Jef Raskin, one of the originators of the Macintosh, writes an interesting lament at what often passes for the history of its development. “Holes in the Histories” is instructive for its catalogue of how the telling of history can be corrupted by the use of secondary sources, by oversimplification, by misrepresentation, by an affection for celebrity, by relying on appearances, and by a general lack of interest in the truth of the matter. Every day, each of us hears countless reports, studies, and comments about the way of things and Raskin’s article is a welcome reminder to be wary of taking such claims at face value. It is also a call to avoid such carelessness about truth in our own words. We are especially vulnerable to being taken in by fictions when we are inclined to agree with their source for other reasons. David C. Wise’s Creation/Evolution page (link expired) is a sobering account of ways in which the “Creation Science” movement has been incorrigibly guilty of many of the sins of scholarship that Raskin describes. For example, see his article “Moon Dust” (link expired).
The Edge, an unassuming gathering of the worlds’ “most complex and sophisticated minds…asking each other the questions they are asking themselves” kicks of the new year with: “What is your question? Why?” The answers range in quality and interest from the disingenuous and rhetorical: “Are we ever going to be humble enough to assume that we are mere animals, like crabs, penguins, and chimpanzees, and not the chosen protégés of this or that God?” to the esoteric: What is the difference between the sigmundoscope and the sigmoidoscope? A number of these intellectuals are troubled by age-old, philosophical questions like the source of evil and the nature of identity. But unfortuntely, honest bewilderment and questioning are noticeably scarce, and in their stead are pedantry, scientistic surety, and several smug, scornful dismissals of philosophical and theological approaches to the same issues. In some cases, the essays reads like satire, guilelessly betraying the inability of science on its own to answer important questions. For example, Rafael Núñez argues that finally admitting we are merely animals is a road to peace. It is a relief to learn that what I thought were hateful slurs, like “Capitalist Dog”, actually hold the seeds of reconciliation. James Gilligan’s decent essay considers the limits of science, and almost admits this problem. (2/7/02)

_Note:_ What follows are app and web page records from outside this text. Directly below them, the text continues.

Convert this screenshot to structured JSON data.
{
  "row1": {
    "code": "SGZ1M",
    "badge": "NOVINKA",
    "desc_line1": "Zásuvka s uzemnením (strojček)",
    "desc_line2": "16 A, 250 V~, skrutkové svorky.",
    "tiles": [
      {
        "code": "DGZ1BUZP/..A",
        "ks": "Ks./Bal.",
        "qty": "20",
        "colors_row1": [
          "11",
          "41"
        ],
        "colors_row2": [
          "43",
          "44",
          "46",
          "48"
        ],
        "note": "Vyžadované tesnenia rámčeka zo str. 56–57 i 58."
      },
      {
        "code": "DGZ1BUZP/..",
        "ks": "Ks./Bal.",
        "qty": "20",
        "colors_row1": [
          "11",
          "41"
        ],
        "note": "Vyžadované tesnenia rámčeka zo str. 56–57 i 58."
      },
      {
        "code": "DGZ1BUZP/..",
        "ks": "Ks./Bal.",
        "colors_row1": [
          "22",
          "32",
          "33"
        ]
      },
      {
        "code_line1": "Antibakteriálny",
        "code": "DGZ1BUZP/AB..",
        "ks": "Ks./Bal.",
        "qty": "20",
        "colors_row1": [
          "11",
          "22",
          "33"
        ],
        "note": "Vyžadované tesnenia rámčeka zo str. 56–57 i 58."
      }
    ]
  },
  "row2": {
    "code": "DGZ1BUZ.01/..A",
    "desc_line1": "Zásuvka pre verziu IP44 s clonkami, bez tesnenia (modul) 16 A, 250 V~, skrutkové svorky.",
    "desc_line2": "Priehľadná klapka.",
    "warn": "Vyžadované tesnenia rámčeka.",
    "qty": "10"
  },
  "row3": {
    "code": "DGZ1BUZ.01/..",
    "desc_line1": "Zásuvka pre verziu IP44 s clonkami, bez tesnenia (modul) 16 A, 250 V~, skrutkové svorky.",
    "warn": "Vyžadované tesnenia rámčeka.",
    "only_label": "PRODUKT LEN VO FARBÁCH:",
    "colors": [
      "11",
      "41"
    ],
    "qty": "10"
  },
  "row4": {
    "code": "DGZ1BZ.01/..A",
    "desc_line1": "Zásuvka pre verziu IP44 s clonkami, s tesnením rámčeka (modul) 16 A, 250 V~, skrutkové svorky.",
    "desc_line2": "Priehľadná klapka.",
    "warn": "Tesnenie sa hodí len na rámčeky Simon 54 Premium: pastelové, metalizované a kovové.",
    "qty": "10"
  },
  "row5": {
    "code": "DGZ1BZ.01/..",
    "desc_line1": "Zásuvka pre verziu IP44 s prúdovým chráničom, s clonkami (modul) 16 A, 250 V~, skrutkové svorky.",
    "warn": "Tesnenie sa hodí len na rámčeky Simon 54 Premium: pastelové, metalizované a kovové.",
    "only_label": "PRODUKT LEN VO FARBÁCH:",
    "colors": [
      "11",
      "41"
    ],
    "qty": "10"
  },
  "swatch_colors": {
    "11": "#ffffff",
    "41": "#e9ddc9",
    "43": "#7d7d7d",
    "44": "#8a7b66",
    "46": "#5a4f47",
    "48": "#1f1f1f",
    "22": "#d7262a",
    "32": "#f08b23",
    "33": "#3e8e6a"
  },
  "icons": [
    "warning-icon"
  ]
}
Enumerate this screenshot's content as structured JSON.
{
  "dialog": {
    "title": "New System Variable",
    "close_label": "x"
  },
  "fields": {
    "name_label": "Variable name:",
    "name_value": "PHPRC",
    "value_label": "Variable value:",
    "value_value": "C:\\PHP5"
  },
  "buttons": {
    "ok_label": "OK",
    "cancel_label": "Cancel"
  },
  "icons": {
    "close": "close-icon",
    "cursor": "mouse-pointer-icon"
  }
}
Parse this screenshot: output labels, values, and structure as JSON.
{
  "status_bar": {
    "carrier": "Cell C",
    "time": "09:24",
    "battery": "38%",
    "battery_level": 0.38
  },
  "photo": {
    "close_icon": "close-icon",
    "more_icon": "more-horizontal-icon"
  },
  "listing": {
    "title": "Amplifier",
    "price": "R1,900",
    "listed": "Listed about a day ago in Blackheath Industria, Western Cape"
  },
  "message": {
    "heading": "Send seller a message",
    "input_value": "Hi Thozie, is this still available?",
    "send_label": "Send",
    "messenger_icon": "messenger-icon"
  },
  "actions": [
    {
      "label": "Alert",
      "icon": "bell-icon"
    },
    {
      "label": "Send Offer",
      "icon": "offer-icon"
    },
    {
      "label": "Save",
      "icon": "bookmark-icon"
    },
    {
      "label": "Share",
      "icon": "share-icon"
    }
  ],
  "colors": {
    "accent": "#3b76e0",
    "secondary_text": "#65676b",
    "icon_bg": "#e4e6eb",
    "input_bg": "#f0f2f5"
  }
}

The October 2000 issue of Forbes ASAP is a remarkable, voluminous anthology pondering the question: “What is true?” An impressive crowd of cognoscenti discuss the status of truth in the digital age in each of their respective specialties: business, culture, faith, science, history, and people. A tone of jaded skepticism pervades, except, of course, in the science column, where scientism perseveres. On culture, Pico Lyer’s [sic], “Do You Copy?” and, Ian Frazier’s, “Th-Th-That’s Not All Folks,” both commend the facsimile over the original, the fabrication over the real. In contrast, Stephen Jay Gould’s, “Only Human,” offers a wistful tribute to the authentic artifact en route to a biological definition of the human essence. Richard Dawkins’, “Hall of Mirrors,” is a stirring apologetic for science being the oracle of truth. For faith, Reynolds Price discloses a gentle and wisehearted Christian confession written to his godson. And, Michael Korda offers an amusing, if derisive, look at the Bible from the perspective of a publisher. This special issue features fine, fascinating writing across the board and is highly recommended. Finally, Zogby’s, What is “True”? Poll includes several notes of interest.